Making the Most of Wedding Superstitions!
by Susan Hawkins
As your wedding day approaches you'll hear them from practically everyone, and if you take them all seriously, you'll double your wedding planning activities. We're talking about wedding superstitions, and fortunately, the government has never spent billions of dollars to confirm even one of them. Nor has anyone else. Some wedding superstitions are as old as marriage itself, and if you're a superstitious person - or even if you're not, there are wonderful ways to acknowledge these superstitions at your wedding celebration.
For instance, do you know why flower girls drop flower petals as they walk down the aisle? Apparently it provides the newlyweds with lots of chances to have babies! You may want to limit the number of petals in your flower girl's basket, or you might want to put those petals in the hands of your guests in the form of a wedding favor with a lovely scented rose ball candle or Hibiscus favor boxes filled with white-chocolate hearts.
Throwing rice has been a tradition a many a wedding, but few people know why. The myth holds that throwing rice at the new couple was to "feed" the evil spirits and distract them, thus keeping the new marriage safe. Fair enough. But the rice is having the opposite effect on the birds that come along and eat the rice. With specially made, biodegradable designer wedding rice, you can keep the bride and the birds safe.
One old wedding superstition maintains that if the groom's mother throws an old shoe over (not at!) the new bride as they leave the wedding ceremony location, the bride and her mother-in-law will be friends forever! If this is true, then let's take it a step further. If a little is good, a lot is better. Sprinkle the tables at your celebration with a candle shoe wedding favor so you won't get a concussion if Mom-in Law misses when she chucks that shoe.
Throwing the garter began in France when pieces of the bridal attire were considered lucky. The bride threw the garter to the guests and whoever caught it could expect good luck. In the United States, the groom traditionally removes the garter from the bride and throws it to the unmarried men. The man who catches it is thought to be the next to marry. Why should just single guys have a head start on the road to the altar? Favor all your guests with sensual garters and watch the room explode with romance.

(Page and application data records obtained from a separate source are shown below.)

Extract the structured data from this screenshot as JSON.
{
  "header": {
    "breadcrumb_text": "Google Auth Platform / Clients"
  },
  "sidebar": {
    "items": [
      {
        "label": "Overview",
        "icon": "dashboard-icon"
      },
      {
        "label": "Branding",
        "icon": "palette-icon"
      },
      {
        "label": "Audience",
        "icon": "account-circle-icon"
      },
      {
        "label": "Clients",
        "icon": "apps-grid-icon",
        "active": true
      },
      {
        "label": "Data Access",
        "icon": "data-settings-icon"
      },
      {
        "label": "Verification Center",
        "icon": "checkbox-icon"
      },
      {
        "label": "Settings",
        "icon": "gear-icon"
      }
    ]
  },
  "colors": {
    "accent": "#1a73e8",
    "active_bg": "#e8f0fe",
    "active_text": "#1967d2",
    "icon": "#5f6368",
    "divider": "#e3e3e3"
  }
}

Perhaps the most famous wedding superstition of all requires the bride to carry "Something old, something new, something borrowed and something blue." "Something old" symbolizes continuity with the bride's family and the past. "Something new" means optimism and hope for the bride's new life. "Something borrowed" is usually an item from a happily married friend or family member, whose good fortune in marriage should carry over to the new bride, and it also reminds the bride she can depend on her friends and family. "Something Blue" has been connected to weddings for centuries. Brides in ancient Rome wore blue to symbolize love, modesty, and fidelity. Can there be a more meaningful wedding favor for your guests than to send them home with the same sentiments? A favor of "Something Old, New, Borrowed and Blue" will keep your wedding and reception close to their hearts. Superstitious or not, sometimes superstitions bring an added touch of magic and wonder to our lives.